But you are not the only story there is to tell because the science itself tells a story.
This is the dry lab on the R/V Blue Heron, a UNOLS vessel that lives on Lake Superior. What you’re looking at is an underwater robot, sampling equipment like Niskin bottles and a CTD, and, in the very back there, a 3D printer, which you can use to manufacture equipment while at sea. These are all open-source tools that empower people to design, build, and operate their own research equipment-call to adventure. They are part of a suit of gear under the aegis of Oceanography for Everyone, that makes the tools of marine science available to anyone interested. This was their shakedown cruise–the trials and tribulations. The CTD, which cost all of $200 to build, performed within a 2% tolerance of the $60,000 commercial CTD that Blue Heron carries–slaying the dragon. As more of these are built, more citizen oceanographers can explore their world, unburdened by the weight of a research grant–return home.

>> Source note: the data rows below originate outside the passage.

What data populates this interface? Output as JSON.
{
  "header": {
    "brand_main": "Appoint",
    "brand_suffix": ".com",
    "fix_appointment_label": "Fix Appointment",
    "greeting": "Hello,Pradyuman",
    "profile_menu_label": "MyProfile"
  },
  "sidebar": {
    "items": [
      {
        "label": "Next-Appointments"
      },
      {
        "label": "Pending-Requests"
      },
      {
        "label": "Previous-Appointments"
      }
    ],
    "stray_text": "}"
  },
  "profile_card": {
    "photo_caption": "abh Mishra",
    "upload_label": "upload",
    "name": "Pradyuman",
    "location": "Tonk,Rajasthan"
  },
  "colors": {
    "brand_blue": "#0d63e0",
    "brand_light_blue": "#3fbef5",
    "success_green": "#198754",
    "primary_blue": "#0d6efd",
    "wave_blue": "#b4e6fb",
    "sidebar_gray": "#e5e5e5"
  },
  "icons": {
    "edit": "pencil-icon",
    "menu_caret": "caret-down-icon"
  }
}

By making the story about the science, itself, your audience gets to sit in the captain’s chair. When a story is about a particular person, the audience watches that person on their journey, but when it is about the science itself , the audience gets to assume the identity of the protagonist and engage with the story as if it were their own.
And the reason I know this is true is that, right now, probably a quarter of you are imagining what you could do with a robot, a suite of cheap sensors, a 3D printer at sea.
The last story is the most challenging to tell. It’s a process story, about how scientific knowledge travels from the minds and notebooks of the researcher to the public consciousness. Whether it’s about scientists being stifled by the Harper government, or a research paper that was clearly forced through peer review before the study was really ready, or just the fact that major conservation journals don’t think that marine papers are of a general interest; these are stories that need to be told and they’re challenging stories to tell. Though it may be hard to see, these stories still follow the arc of the monomyth and there is still narrative structure within them.
But let’s step back for a minute because we just went deep into the weeds. The reason I’m highlighting these three heroes in science storytelling is not because I think you need to tell all your stories but to help you identify where the most compelling stories are. Maybe you’re not the best hero for this story. Maybe the process of discovery in the laboratory involved sitting and pipetting a clear liquid into another clear liquid ad nauseam for 6 years and that’s fine. That is a story that you could tell but it’s not a story that will be particularly compelling. Maybe the process was you submitted it to peer review, you got some comments back, you made the changes, and then 6 months later it was published. That’s a story, but it may not necessarily be the story you need to tell. But by understanding the underlying narrative structure behind storytelling, you can use the heroic epic as a guidepost to find that compelling moment, you can find the story within your study that people want to hear. The story that needs to be shared and that you and only you can tell well and tell effectively.
So this is Oceans Online. This is literally oceans online. This is a map of all of the sub-sea cables that stretch across the ocean and connect the world’s telecom infrastructure. This is the internet. It’s a real thing. It’s a physical network. And it’s the single most powerful platform for storytelling ever created. It gives you the power to reach a massive global audience to reach people that would otherwise never engage with scientific or conservation content, to discuss and share ideas and innovations with stakeholders around the world. This is the reason we’re here at Oceans Online.
So let’s have an adventure.